It's also positive that the story sticks to a single, realistic narrative. Far too often do games attempt to come up with some convoluted and unnecessary plot, it's not a mistake that Medal of Honor makes. Each of the missions follows on from the last, and it creates a nice flow.
Everything about Medal of Honor's gameplay is rather standard. Shoulder buttons control grenades, firing and aiming; face buttons control additional controls and melee attacks are on the right analog stick. It doesn't try to reinvent the wheel and that's not a bad thing as the controls are automatically familiar.
Where Medal of Honor starts to fall short though, is with the quality of its handling. That's not to say the game is sub-par, it's not, but it's not top drawer either. It's just average. The guns feel responsive enough, but the way enemies react upon being shot isn't that realistic. It takes away from the experience a bit, as it somehow feels more like they're being shot by invisible bullets, as opposed to actual bullets. The shots a player fire just feel like they have little weight attached to them, in some ways, they lack any real oomph.
Part of the problem here too, is that enemies can still take 3-4 bullets and still be running around as if nothing has happened. And on that subject, the AI can often be a bit silly. For the most part, they will hold their ground and take up strong defensive positions. But that's only if the player comes at them in an expected way; if you approach from a different direction they try to get to a better position and leave themselves terribly exposed while trying to get there. Plenty of shots in the back.
The game also features some vehicle sections, specifically one with an ATV where the player has full control and one in a helicopter where they don't. The ATV part is acceptable given the context of the mission, it adds to the experience. The helicopter section feels like it was only put in as an attempt to show off and bridge a gap - it wasn't that necessary - and the fact players only get to man the guns makes it a bit disappointing.

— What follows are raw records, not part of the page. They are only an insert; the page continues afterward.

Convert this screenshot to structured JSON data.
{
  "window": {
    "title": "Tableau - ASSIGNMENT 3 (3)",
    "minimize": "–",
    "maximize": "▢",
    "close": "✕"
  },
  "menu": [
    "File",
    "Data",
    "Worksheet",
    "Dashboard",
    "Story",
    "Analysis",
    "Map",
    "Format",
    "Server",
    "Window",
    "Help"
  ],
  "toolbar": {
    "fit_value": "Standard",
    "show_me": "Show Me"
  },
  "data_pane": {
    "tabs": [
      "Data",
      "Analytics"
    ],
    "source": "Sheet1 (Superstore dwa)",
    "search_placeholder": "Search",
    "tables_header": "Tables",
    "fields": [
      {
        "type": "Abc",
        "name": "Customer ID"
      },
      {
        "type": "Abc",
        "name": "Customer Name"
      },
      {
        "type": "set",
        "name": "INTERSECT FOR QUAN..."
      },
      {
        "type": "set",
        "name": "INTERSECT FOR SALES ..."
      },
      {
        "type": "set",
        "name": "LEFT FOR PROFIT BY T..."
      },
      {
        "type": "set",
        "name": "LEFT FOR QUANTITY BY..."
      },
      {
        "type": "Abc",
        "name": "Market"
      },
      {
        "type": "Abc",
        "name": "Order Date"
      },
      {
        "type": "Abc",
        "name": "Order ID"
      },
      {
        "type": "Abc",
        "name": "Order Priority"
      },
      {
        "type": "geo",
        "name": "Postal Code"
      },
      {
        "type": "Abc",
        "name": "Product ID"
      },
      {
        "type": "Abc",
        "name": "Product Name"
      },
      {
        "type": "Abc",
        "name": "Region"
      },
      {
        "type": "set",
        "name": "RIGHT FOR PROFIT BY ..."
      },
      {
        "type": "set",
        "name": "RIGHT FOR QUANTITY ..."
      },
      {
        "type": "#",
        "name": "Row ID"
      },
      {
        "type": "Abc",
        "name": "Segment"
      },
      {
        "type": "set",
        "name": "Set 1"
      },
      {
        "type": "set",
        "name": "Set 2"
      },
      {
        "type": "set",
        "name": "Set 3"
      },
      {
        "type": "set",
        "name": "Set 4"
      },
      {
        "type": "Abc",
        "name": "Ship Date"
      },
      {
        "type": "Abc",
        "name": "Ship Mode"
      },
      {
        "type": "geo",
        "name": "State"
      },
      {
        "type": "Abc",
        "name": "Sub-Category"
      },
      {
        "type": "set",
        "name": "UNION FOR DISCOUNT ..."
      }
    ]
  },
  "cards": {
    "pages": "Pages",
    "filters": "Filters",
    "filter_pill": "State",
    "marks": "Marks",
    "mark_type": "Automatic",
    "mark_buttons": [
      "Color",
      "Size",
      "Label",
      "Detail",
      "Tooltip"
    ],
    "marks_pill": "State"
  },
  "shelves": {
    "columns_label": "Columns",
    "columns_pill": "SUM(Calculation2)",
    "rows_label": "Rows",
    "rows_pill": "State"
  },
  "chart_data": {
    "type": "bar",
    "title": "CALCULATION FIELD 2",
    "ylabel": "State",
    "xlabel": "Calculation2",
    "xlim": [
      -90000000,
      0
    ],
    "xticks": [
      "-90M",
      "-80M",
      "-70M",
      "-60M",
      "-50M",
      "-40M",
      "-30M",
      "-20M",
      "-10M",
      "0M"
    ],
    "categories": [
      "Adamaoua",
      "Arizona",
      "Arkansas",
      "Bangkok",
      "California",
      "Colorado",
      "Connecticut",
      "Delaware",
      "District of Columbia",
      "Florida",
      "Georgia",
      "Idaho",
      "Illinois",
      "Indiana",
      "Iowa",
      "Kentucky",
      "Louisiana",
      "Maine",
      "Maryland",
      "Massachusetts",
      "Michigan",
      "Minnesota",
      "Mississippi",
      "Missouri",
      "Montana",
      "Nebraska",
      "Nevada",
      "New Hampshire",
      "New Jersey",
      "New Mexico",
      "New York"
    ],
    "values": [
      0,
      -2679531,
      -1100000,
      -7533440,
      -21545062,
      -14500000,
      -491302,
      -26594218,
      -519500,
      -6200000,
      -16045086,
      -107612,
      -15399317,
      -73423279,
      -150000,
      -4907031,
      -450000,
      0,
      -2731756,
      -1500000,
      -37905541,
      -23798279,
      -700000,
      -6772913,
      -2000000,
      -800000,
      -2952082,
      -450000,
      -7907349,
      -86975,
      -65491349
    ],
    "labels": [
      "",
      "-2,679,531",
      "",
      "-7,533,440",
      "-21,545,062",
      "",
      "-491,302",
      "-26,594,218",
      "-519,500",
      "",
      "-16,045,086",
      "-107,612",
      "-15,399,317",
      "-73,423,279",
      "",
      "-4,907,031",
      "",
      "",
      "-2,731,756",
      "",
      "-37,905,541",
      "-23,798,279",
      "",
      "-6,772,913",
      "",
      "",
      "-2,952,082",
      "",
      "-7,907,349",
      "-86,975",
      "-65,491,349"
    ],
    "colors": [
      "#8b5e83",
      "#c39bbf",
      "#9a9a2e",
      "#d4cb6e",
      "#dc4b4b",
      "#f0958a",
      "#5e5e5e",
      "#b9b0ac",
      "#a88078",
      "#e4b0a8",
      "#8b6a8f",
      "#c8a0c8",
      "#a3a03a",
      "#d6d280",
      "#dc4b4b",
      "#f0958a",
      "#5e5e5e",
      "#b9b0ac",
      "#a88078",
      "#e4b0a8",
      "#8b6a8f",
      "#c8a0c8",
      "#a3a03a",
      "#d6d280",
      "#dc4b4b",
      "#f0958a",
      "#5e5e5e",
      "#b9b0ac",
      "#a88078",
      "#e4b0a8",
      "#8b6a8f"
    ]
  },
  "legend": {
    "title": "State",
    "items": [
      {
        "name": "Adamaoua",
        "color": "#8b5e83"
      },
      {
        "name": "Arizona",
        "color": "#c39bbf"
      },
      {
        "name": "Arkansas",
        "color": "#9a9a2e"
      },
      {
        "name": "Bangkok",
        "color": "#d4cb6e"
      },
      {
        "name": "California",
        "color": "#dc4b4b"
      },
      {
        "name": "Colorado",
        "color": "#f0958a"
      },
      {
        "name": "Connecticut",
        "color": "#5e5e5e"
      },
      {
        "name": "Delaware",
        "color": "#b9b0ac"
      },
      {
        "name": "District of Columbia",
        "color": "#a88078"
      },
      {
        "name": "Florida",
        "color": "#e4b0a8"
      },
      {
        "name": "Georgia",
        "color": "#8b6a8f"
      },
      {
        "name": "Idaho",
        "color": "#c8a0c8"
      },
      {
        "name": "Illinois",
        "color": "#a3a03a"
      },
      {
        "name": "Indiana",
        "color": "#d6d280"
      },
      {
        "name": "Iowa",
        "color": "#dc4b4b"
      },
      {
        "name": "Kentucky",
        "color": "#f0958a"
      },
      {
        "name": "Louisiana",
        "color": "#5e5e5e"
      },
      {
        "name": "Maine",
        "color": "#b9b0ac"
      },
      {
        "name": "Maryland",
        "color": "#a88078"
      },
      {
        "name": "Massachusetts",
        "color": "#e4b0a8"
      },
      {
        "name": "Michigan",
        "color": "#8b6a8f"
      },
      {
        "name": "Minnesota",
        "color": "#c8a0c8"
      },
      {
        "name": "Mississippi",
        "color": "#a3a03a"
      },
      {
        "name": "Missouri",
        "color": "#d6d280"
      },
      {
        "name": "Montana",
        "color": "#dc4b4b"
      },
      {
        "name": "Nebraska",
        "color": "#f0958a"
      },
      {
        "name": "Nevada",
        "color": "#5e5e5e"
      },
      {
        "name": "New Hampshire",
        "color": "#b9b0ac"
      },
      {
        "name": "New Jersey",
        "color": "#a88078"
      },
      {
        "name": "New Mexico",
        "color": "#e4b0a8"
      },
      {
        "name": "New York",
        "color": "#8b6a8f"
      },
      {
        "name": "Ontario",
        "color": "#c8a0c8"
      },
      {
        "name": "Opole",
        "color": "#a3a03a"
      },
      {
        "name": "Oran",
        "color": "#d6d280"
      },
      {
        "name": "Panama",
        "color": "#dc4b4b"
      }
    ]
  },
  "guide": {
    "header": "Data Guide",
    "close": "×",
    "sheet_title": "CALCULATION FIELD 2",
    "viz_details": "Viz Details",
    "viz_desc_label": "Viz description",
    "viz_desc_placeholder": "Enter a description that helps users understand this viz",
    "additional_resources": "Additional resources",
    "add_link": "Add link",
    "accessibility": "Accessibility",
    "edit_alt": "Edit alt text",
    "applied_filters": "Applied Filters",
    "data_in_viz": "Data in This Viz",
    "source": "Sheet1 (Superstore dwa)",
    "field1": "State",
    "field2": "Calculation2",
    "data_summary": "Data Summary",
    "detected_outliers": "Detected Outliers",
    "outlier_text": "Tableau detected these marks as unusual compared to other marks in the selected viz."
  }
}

The game's presentation is pretty good, although it suffers in places. At times, the frame rate gets absolutely crippled and the attempt at destructible scenery is, at times, laughable. It's ok in the context of set pieces throughout a mission, but when it's done it real time it looks like it should be part of pre-alpha. Rubble doesn't fall off, walls just shrink. It's quite surreal to see.
The campaign can be completed in around 4-5 hours, which is a disappointment, but there is the option to try your hand at Tier One mode. This charges players with playing through all the same missions again, but with only one life and with increased difficulty. Good fun for those looking for a challenge.
What potentially saves the game though, is its multiplayer component. When another company is drafted in to make the multiplayer component, it can either be good or bad, in this instance, it's most definitely good. DICE have done a great job of sprucing up the gameplay and making a fun, and engaging multiplayer experience.
There are numerous modes to play, such as objective or simple team death match, so players won't be stuck for options. Weapon classes also upgrade through playing so there are incentives to stick around.
Despite some good intentions, Medal of Honor probably isn't the reboot to the franchise that EA expected. The campaign, while admirable for its story telling, is let down by some very average gameplay and some poor production. The multiplayer component is the saving grace though and it at least gives Medal of Honor some kind of value.